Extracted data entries
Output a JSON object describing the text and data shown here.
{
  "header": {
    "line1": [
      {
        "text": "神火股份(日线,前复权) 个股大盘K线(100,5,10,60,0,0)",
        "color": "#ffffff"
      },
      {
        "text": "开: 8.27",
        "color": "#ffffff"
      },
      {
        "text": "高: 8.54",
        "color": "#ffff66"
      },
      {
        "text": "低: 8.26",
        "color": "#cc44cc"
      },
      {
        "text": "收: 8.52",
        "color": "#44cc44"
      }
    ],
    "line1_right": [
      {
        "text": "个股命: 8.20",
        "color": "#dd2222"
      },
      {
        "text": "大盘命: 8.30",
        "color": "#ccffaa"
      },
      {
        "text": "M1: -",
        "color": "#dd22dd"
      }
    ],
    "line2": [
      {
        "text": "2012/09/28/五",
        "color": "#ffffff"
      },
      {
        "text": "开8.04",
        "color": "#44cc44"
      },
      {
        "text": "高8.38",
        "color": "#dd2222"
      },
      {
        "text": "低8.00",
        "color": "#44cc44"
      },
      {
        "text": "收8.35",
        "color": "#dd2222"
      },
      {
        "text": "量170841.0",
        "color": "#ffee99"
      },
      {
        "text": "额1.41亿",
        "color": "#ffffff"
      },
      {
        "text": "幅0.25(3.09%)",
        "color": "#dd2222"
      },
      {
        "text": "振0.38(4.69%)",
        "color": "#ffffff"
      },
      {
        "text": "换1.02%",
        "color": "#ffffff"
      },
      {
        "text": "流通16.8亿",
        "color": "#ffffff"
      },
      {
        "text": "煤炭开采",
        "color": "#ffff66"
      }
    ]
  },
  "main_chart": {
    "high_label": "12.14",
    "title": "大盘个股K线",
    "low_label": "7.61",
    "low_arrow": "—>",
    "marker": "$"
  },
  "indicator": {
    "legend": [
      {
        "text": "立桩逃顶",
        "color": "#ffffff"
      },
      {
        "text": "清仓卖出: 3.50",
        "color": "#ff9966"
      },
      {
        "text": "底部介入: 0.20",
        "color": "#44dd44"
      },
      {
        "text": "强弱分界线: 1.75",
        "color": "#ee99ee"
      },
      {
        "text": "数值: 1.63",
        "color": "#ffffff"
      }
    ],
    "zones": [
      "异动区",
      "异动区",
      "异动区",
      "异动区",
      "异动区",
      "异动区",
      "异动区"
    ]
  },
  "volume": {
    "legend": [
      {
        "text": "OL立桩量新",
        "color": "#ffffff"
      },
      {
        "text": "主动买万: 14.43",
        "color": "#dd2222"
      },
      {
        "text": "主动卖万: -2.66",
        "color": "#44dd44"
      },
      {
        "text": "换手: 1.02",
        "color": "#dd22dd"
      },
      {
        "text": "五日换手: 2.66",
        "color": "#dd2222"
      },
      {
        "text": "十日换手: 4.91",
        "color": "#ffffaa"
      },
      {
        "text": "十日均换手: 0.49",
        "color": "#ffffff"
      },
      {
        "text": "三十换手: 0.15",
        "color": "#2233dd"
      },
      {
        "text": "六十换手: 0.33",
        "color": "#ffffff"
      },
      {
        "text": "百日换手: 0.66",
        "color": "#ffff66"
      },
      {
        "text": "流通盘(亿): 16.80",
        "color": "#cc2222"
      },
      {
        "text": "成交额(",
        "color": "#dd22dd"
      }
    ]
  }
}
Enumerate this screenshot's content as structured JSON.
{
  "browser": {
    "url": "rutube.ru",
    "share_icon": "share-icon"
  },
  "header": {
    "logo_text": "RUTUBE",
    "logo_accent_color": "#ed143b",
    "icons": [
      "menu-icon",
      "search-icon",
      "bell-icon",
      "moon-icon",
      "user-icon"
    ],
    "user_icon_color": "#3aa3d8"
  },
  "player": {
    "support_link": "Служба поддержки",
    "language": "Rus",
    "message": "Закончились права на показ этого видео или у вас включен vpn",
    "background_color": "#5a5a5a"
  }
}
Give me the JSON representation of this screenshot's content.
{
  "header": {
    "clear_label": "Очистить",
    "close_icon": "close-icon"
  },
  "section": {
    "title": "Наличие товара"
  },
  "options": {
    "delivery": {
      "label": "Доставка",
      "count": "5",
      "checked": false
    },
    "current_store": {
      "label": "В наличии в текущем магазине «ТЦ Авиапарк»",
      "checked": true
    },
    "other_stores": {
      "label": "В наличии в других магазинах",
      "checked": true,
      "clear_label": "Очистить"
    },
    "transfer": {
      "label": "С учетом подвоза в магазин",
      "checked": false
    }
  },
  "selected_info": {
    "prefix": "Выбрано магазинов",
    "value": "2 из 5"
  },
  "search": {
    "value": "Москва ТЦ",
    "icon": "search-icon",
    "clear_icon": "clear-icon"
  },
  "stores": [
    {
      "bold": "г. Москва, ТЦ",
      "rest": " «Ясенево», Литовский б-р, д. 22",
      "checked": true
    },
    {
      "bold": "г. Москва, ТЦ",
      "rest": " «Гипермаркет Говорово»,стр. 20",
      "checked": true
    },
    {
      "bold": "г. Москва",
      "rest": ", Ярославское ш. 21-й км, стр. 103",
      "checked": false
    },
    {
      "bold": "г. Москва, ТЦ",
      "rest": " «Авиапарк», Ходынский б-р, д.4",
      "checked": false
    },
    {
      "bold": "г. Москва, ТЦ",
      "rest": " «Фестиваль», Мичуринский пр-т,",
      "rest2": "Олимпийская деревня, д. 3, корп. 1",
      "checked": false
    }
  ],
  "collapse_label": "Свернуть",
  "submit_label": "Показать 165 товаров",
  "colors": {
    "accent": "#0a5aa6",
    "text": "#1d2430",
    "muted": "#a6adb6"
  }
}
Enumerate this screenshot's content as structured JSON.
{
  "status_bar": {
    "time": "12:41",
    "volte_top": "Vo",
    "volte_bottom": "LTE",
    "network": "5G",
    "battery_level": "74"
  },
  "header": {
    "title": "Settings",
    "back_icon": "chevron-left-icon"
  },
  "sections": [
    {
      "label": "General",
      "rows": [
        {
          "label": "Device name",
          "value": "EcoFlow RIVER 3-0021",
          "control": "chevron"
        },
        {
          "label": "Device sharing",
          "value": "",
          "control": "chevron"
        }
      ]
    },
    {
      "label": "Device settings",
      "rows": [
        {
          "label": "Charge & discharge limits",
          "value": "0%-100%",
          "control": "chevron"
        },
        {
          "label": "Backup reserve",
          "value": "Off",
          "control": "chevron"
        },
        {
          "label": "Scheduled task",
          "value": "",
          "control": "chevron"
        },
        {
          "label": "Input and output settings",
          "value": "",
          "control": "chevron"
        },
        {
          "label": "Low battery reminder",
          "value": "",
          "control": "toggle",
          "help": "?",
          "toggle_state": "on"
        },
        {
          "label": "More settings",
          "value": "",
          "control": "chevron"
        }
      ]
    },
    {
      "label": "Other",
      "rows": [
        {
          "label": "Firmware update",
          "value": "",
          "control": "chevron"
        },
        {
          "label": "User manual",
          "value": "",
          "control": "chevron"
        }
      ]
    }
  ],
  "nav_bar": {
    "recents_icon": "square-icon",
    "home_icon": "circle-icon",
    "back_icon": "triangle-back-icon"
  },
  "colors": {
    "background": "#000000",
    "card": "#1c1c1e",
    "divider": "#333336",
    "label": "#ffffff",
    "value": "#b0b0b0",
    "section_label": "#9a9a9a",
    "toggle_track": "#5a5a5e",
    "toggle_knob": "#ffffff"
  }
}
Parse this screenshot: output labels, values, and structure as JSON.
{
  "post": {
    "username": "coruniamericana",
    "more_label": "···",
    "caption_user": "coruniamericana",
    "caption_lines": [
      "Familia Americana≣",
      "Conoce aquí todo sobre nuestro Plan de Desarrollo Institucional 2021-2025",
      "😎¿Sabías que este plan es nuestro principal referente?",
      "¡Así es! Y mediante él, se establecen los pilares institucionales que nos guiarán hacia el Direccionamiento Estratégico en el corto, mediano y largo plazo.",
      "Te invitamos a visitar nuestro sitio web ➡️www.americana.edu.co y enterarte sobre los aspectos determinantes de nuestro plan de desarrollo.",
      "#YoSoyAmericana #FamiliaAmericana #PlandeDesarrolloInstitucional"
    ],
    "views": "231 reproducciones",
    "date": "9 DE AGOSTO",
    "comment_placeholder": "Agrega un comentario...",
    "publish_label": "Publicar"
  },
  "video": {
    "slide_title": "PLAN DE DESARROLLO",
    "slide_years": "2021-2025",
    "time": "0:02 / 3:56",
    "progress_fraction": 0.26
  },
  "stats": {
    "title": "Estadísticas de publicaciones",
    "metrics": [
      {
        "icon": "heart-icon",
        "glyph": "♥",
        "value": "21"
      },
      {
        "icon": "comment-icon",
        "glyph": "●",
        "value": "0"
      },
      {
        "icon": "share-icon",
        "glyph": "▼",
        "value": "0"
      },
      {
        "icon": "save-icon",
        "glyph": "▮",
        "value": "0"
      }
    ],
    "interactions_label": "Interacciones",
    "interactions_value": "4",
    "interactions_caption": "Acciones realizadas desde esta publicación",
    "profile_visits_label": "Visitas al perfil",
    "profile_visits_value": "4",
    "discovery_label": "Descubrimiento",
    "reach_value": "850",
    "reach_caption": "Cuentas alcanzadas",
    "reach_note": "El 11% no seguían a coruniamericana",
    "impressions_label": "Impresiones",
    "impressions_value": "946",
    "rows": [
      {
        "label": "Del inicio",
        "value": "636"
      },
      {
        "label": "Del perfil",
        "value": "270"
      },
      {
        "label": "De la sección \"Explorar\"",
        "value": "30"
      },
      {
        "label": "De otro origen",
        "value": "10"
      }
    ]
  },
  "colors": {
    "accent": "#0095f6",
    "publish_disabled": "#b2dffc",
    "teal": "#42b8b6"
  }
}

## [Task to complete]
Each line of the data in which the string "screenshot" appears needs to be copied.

## [Exercise output]
Enumerate this screenshot's content as structured JSON.
Give me the JSON representation of this screenshot's content.
Enumerate this screenshot's content as structured JSON.
Parse this screenshot: output labels, values, and structure as JSON.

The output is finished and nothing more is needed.